Frontwave Blog

Fixed-Rate or Adjustable? What to Consider When Choosing a Mortgage

You’ve done your homework on the real estate market and decided you’re ready to apply for a mortgage. Seems like it should be easy right? Well, as you’ll soon find out, there are a lot of choices to make when it comes to picking a mortgage! One of the first things you’ll have to decide is whether to go for a fixed-rate mortgage or an adjustable-rate mortgage (ARM). 

What’s the Difference?

Interest rates come in two basic types: fixed or adjustable. So when we talk about fixed-rate and adjustable-rate mortgages, we’re talking specifically about the interest rate and whether it can change.

A fixed-rate mortgage is exactly what it sounds like: a fixed interest rate for the life of your loan. This also means that your monthly principal and interest payment will stay the same for as long as you have the loan. Here at Frontwave, we offer fixed-rate mortgages with terms of 10, 15, 20 and 30 years available.

With an adjustable-rate mortgage, the interest rate can change over time. Just how often it can change varies depending on the specific loan type, but it’s usually spelled out in the name. For example, you may see options such as a “5/1 ARM” or a “3/3 ARM.” In general, the first number tells you how long the initial rate is in effect, and the second number tells you how often the rate can change after that. So for a 5/1 ARM, the initial interest rate stays the same for the first 5 years and can change once a year after that for the life of the loan. For a 3/3 ARM, the initial rate stays the same for the first 3 years and can change every 3 years after that.

How much can the interest rate on an ARM change? That again depends on the exact loan. It’s usually a set percentage added to an indexed rate, and can be found in the fine print of the loan terms. Many lenders, including Frontwave, put annual and lifetime caps on their ARMs to help limit overall rate increases.

Pros vs. Cons

The main benefit of a fixed-rate mortgage is locking in your interest rate and, therefore, your monthly principal and interest payment. If you want to know exactly what you’ll be paying each month for the next 15, 20 or 30 years, fixed-rate is where it’s at. The downside is that fixed-rate mortgages often have higher interest rates as compared to ARMs. So in turn, your payment may be higher than if you went with an ARM.

In the same vein, the upside (and often appeal) of an ARM is a lower initial interest rate. This can help keep your monthly payment a little lower to start, which may even help you be able to afford a little extra house. The downside is that your interest rate is more uncertain over the long run. It could go up or down in the future, which means your monthly payment could also go up or down.

What’s Right for You?

In general, if you think interest rates are likely to rise in the future, your income is likely to stay the same and/or you’re planning to stay in your home for the long haul, a fixed-rate mortgage may be the way to go. On the other hand, if you think overall interest rates are due to drop, your personal fortunes are bound to rise, or you plan to move on in a few years, an ARM may be a better bet.
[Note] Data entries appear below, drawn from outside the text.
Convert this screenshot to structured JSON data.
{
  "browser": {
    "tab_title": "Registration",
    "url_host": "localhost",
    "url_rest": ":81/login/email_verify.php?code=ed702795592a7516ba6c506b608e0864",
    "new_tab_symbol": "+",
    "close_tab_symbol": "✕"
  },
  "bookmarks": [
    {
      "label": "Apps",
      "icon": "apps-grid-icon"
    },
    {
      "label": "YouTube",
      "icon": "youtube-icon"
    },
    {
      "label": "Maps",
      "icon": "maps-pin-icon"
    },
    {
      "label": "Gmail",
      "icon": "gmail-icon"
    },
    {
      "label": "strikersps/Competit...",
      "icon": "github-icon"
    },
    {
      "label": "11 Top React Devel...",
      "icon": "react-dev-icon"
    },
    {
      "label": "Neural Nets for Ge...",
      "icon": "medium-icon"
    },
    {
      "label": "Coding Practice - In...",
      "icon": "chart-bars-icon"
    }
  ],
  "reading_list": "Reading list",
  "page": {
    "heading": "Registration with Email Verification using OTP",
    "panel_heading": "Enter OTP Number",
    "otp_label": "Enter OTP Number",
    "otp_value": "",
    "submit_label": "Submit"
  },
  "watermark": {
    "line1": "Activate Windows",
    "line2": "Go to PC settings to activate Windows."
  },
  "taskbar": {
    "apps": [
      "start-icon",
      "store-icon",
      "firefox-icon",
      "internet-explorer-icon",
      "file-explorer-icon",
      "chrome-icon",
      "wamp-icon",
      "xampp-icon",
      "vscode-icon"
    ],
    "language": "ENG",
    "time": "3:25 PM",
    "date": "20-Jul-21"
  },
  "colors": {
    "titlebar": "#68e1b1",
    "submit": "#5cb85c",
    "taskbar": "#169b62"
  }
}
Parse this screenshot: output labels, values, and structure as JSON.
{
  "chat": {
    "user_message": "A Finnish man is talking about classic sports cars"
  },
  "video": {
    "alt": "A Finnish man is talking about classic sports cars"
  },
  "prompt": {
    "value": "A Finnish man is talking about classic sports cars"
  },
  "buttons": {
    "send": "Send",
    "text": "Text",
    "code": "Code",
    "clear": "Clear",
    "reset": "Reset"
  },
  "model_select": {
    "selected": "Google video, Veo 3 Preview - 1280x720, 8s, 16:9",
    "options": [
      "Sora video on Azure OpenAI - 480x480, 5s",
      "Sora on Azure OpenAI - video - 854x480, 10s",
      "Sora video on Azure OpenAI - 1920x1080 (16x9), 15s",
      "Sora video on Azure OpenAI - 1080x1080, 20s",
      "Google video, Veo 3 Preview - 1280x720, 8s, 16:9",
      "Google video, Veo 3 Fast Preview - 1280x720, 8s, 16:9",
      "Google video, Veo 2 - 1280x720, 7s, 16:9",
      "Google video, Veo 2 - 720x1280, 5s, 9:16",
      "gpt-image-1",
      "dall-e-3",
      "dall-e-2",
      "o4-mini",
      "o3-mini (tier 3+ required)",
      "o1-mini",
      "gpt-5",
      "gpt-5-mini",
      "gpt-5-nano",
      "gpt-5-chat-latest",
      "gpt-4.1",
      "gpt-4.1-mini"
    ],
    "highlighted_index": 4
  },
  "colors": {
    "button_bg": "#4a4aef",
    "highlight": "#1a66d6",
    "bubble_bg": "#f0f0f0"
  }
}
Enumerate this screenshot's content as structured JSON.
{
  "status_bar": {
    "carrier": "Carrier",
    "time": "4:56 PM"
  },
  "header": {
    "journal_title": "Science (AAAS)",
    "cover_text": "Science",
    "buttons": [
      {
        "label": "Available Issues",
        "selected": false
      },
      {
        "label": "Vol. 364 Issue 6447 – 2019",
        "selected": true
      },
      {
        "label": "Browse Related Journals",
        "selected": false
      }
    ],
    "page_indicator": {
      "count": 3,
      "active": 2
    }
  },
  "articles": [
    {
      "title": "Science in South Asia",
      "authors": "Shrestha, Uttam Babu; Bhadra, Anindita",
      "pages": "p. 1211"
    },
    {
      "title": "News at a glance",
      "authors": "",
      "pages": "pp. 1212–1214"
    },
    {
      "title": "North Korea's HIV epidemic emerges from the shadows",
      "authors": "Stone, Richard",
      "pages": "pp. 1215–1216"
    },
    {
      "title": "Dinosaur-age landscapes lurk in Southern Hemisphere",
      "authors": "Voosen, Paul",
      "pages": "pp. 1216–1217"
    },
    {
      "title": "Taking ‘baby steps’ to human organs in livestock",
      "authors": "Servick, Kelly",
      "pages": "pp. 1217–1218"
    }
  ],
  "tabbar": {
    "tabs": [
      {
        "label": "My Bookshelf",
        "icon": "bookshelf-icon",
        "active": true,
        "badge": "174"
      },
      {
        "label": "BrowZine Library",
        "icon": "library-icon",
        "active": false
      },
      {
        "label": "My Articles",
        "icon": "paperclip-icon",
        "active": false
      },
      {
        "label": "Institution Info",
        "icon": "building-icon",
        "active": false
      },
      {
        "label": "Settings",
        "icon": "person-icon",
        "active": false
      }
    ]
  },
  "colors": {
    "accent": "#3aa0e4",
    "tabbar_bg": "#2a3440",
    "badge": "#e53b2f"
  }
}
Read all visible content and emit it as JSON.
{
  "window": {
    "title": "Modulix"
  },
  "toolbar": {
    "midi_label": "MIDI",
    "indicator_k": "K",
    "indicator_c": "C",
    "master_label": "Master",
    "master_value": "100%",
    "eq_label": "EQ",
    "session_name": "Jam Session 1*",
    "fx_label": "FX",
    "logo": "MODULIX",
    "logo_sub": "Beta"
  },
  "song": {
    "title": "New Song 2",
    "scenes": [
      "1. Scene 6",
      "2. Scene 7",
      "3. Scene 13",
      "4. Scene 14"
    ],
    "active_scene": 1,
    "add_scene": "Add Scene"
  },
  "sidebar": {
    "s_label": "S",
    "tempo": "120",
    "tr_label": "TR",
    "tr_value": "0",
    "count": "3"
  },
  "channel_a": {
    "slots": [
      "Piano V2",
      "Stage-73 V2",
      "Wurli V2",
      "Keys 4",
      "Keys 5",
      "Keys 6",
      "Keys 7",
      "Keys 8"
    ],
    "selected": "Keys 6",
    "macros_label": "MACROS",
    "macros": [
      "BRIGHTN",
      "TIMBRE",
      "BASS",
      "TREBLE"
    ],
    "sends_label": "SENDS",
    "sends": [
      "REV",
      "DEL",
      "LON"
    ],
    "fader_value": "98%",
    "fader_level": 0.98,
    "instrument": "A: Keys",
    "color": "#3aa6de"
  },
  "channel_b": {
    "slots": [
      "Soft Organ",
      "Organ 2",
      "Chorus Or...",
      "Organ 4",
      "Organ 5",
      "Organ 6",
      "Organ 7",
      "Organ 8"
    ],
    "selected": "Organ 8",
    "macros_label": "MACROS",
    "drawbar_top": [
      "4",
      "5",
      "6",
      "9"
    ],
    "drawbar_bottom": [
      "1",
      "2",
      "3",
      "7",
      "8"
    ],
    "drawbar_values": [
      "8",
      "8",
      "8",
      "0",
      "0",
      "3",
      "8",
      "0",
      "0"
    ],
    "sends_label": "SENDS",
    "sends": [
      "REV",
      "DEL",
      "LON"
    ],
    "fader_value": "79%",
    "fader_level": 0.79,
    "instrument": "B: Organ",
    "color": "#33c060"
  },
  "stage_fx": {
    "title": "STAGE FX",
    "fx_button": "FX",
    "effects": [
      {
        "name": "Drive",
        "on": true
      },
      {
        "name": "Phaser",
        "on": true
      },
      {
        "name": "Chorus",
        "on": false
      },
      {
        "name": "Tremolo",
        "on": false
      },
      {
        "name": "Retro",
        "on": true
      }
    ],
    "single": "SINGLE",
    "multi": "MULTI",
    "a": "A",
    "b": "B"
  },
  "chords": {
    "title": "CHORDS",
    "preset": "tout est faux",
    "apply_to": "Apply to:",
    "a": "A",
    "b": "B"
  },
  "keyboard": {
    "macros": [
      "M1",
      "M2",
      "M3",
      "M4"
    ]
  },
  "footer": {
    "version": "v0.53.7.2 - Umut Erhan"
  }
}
In a lot of ways, it comes down to how much risk you want to take on. To put it in perspective, according to the Consumer Financial Protection Bureau, between 2008-2014, about 85-90% of buyers chose a fixed-rate mortgage and 10-15% chose an ARM.

Ultimately, the best type of loan for you depends on many factors. To learn more, give one of our friendly Home Loan Consultants a call at 760.631.8717 or sign up for one of our upcoming Home Buying workshops. Or if you already know what mortgage type is right for you, click here to apply!